Editor’s Note: Adam Ambrogi leads Democracy Fund’s Elections team, which focuses on improving the quality of and expanding access to our voting process. Democracy Fund is a foundation created by eBay founder Pierre Omidyar to improve the democratic process in the United States. The views expressed here are his. Read more opinion on CNN.
Monday night’s Iowa caucuses were a mess. Glitches with the Iowa Democratic Party’s systems led to results not being made public the night of the caucus or even the morning after.
However, despite legitimate concerns about Iowa’s Democratic caucuses, Americans should rest assured that our elections are secure, accurate and fair.
To start, caucusing shouldn’t be mistaken for a traditional election.
Caucuses are party-building activities that require participants to spend hours participating.
They’re not run by the states, or even accessible to all voters. For example, military and overseas voters have long been left out of the caucuses, and new efforts to address those concerns fall short. Caucuses are designed to engage party activists, and in turn, often drive away working people. That’s why caucus turnout tends to be significantly lower than primaries. One analysis found that in 2016, turnout in caucus states trailed primary states by more than 20%.
The “one person, one vote” concept is a principle of American democracy that doesn’t extend to caucuses. In Iowa, there are nearly 1,700 caucus locations; at each begins a lengthy process to determine how many delegates will eventually be awarded to a specific candidate at the national convention.
If you’re confused, you’re not alone. This is a complicated process that drives down turnout. That’s exactly why the Democratic Party has moved away from caucuses. This cycle, there will be 11 fewer caucus states than in 2016.
That’s not the only change we’ve already seen this year. In an effort to make the opaque process more transparent, the Democratic Party will release three sets of results for the first time.
That’s like FIFA responding to criticism that the average score in a soccer game is low by changing the rules for the World Cup to rank teams not just on goals scored, but shots on goal. It’s this type of change that likely contributed to last night’s catastrophic reporting issues.

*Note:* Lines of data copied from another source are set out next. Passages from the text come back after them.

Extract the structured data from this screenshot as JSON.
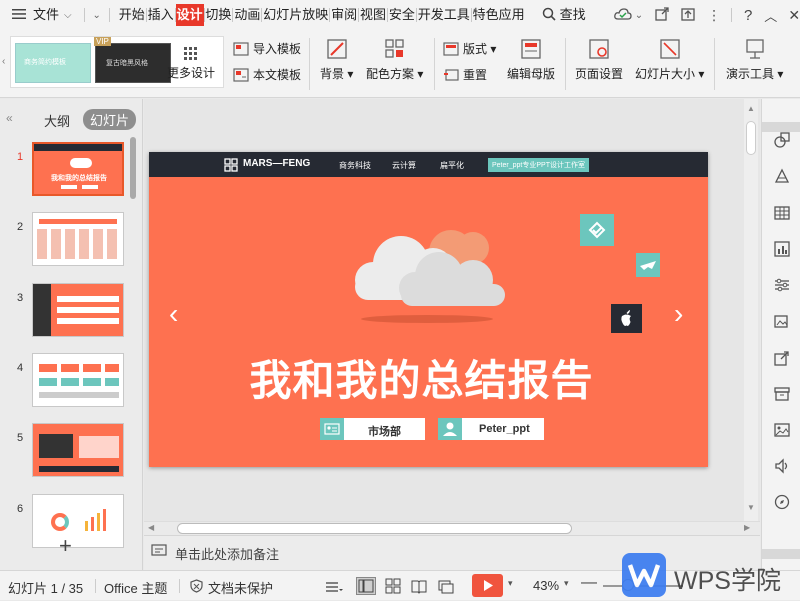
{
  "menu": {
    "file": "文件",
    "tabs": [
      "开始",
      "插入",
      "设计",
      "切换",
      "动画",
      "幻灯片放映",
      "审阅",
      "视图",
      "安全",
      "开发工具",
      "特色应用"
    ],
    "active_tab": "设计",
    "search": "查找"
  },
  "ribbon": {
    "template_thumb1_text": "商务简约模板",
    "template_thumb2_text": "复古暗黑风格",
    "vip_badge": "VIP",
    "more_design": "更多设计",
    "import_template": "导入模板",
    "text_template": "本文模板",
    "background": "背景",
    "color_scheme": "配色方案",
    "layout": "版式",
    "reset": "重置",
    "edit_master": "编辑母版",
    "page_setup": "页面设置",
    "slide_size": "幻灯片大小",
    "presentation_tools": "演示工具"
  },
  "left_pane": {
    "tab_outline": "大纲",
    "tab_slides": "幻灯片",
    "slide_numbers": [
      "1",
      "2",
      "3",
      "4",
      "5",
      "6"
    ],
    "thumb1_title": "我和我的总结报告",
    "add_slide": "+"
  },
  "slide": {
    "brand": "MARS—FENG",
    "nav": [
      "商务科技",
      "云计算",
      "扁平化"
    ],
    "nav_highlight": "Peter_ppt专业PPT设计工作室",
    "title": "我和我的总结报告",
    "dept": "市场部",
    "author": "Peter_ppt",
    "prev_arrow": "‹",
    "next_arrow": "›"
  },
  "notes": {
    "placeholder": "单击此处添加备注"
  },
  "status": {
    "slide_count": "幻灯片 1 / 35",
    "theme": "Office 主题",
    "protection": "文档未保护",
    "zoom": "43%",
    "watermark": "WPS学院"
  },
  "colors": {
    "accent_red": "#e8382a",
    "slide_orange": "#fe7150",
    "navbar_dark": "#262a33",
    "teal": "#6cc6bd"
  }
}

That’s not the only difference between caucuses and normal state-run primaries and elections.
Since caucuses are run by state parties, they have their own rules and processes and are independent of the state-run election process. This means that the local, state, and federal officials may not be involved.
For months, there have been concerns about the Democratic Party’s cyberinfrastructure. This summer, the party scrapped the idea of virtual caucuses over security concerns. In the days ahead of the Iowa caucuses, security experts expressed concerns with the efforts the party took.
Results were expected late Monday evening, but process issues led to protracted delays. Those failures, compounded with a lack of meaningful communication from the party, exacerbated the problem and undermined participants’ faith in the process. To be sure, the problem with these caucuses is not that the results were delayed, it’s that no one had enough information to make an assessment as to what was actually happening.
That’s no way to run an election. The good news is that these issues are truly unique to the caucus system.
As we move through the primary process and into the general election, there are professionals at the local, county, state and federal levels working day in and day out to ensure our elections are secure and accurate. Many jurisdictions have transitioned to secure paper-based voting systems, and others have adopted early voting and vote-by-mail systems that will allow officials to identify problems well in advance of Election Day. Jurisdictions are adopting improved audit procedures to make sure that the votes cast were indeed the votes counted. And groups like the National Governors Association are working to improve communications between the state executive branch and election officials across the states.
There has been a huge focus on building security and confidence in elections after what happened in 2016. That work is separate from a party-led effort like this week’s caucuses.
Voting is the heart of our democracy. At the end of last year, Congress appropriated $425 million in new funding to support election security in 2020. The philanthropic community is also stepping up and providing grants, expertise and other support to election officials. At the Democracy Fund we support organizations, individuals, and policies working to make our elections more accessible, inclusive, secure and efficient. Our partners seek to break down barriers for voters, with an eye to increase accessibility, inclusion, and security for all.
What happened in Iowa must be troubling for the Democratic Party but the American people should not let it erode their faith in our voting process. Elections for public office should be run by professionals. Hopefully, this experience prompts that change in the future.